Start of Block

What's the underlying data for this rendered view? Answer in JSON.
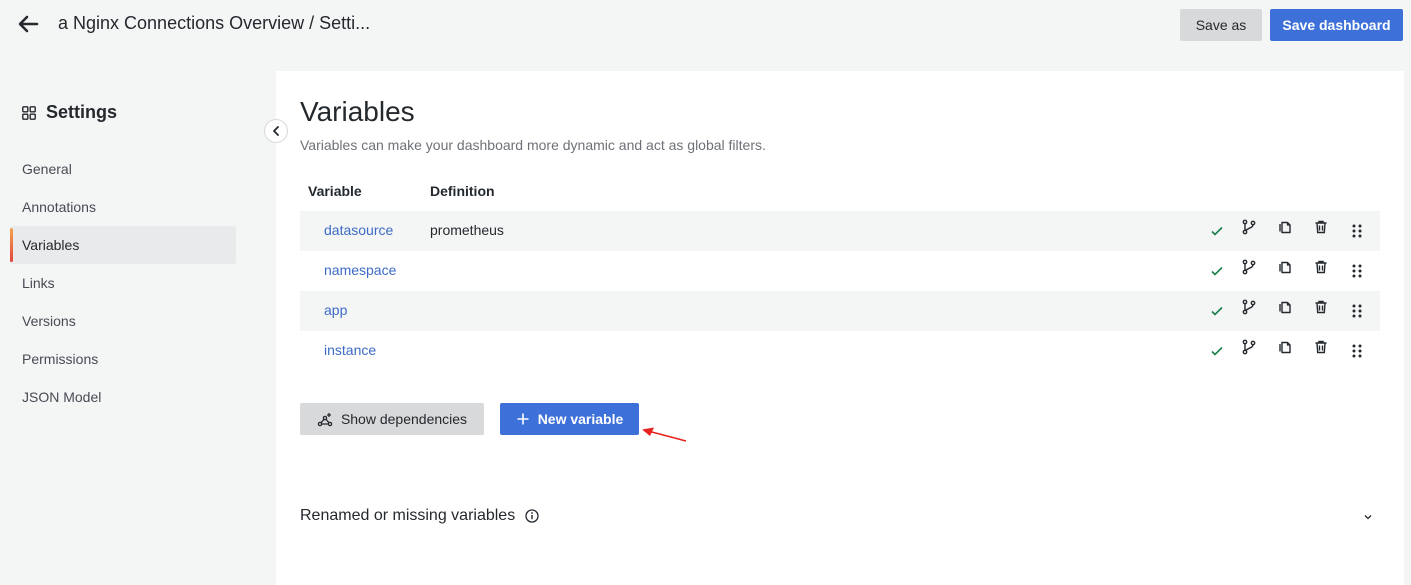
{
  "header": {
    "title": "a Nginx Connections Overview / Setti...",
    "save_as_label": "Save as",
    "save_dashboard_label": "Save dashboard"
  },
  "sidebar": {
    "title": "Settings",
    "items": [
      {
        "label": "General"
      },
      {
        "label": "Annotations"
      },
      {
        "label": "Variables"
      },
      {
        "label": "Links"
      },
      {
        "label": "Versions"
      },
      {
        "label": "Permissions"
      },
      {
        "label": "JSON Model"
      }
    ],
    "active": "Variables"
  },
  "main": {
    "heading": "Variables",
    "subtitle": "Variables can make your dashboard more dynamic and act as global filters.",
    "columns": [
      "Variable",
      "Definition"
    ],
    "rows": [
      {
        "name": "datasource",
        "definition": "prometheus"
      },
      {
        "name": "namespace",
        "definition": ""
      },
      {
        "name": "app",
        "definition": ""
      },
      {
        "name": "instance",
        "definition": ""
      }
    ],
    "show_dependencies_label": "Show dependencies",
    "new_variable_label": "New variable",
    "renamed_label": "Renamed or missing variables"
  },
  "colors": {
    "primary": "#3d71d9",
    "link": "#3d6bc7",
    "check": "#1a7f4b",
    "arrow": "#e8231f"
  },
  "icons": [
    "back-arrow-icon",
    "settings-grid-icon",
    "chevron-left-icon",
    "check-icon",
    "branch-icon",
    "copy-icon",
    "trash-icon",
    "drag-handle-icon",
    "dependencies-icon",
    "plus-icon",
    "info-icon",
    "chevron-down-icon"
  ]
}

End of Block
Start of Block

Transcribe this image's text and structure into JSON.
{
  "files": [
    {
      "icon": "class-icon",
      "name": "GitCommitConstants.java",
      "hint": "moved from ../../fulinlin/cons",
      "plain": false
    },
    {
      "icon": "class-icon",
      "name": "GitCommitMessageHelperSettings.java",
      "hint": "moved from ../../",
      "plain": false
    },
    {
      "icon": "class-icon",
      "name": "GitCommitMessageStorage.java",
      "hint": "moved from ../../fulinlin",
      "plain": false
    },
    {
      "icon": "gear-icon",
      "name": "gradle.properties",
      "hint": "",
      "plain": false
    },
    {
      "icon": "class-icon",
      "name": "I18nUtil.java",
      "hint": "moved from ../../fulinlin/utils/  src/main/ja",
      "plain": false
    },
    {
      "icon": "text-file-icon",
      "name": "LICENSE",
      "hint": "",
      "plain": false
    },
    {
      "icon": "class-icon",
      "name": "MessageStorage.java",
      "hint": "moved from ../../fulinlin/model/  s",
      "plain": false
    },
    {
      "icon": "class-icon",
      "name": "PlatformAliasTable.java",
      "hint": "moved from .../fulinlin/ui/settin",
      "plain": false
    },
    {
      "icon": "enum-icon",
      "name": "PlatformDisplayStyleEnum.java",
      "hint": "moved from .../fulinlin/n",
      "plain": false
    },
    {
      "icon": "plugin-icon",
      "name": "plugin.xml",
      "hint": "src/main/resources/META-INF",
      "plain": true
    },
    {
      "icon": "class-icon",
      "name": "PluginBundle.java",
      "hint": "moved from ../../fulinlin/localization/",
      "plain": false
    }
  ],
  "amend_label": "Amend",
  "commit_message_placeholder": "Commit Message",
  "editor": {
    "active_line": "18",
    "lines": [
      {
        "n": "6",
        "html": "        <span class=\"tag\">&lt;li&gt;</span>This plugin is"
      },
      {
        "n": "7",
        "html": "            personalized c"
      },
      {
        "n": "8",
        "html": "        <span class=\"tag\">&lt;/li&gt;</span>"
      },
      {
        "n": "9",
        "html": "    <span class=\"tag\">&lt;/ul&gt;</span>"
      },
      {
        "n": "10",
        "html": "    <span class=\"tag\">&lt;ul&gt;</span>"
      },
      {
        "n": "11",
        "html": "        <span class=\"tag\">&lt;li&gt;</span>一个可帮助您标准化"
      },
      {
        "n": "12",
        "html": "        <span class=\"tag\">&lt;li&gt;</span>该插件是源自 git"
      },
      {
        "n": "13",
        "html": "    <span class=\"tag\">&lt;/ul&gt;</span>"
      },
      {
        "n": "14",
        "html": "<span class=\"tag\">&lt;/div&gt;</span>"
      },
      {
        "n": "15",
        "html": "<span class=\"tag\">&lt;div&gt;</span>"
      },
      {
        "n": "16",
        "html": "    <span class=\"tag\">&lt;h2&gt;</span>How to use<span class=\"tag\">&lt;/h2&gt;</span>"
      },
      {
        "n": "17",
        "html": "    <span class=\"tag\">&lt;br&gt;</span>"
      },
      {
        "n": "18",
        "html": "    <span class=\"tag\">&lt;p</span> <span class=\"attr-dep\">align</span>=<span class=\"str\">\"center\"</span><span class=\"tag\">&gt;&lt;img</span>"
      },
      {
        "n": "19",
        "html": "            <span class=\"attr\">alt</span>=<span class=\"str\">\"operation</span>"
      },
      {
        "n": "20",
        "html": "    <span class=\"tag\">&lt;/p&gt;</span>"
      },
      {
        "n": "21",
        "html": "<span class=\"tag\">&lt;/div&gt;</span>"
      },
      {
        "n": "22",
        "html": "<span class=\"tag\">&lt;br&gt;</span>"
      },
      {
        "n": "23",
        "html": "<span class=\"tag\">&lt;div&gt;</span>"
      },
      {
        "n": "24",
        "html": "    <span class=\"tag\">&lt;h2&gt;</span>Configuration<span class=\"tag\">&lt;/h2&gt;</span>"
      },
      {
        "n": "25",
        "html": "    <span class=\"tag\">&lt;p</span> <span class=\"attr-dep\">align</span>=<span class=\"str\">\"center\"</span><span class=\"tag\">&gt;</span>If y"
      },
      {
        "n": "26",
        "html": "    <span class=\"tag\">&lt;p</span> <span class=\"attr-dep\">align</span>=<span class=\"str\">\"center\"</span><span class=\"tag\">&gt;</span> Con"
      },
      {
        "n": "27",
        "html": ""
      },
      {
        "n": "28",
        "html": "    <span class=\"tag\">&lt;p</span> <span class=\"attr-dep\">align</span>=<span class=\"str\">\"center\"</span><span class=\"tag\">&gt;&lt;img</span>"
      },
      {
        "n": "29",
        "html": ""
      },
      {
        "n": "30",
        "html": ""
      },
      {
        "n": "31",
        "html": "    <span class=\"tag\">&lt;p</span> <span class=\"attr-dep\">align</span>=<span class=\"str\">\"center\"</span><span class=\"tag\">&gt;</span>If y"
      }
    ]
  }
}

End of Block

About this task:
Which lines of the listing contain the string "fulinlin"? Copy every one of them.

Exercise output:
      "hint": "moved from ../../fulinlin/cons",
      "hint": "moved from ../../fulinlin",
      "hint": "moved from ../../fulinlin/utils/  src/main/ja",
      "hint": "moved from ../../fulinlin/model/  s",
      "hint": "moved from .../fulinlin/ui/settin",
      "hint": "moved from .../fulinlin/n",
      "hint": "moved from ../../fulinlin/localization/",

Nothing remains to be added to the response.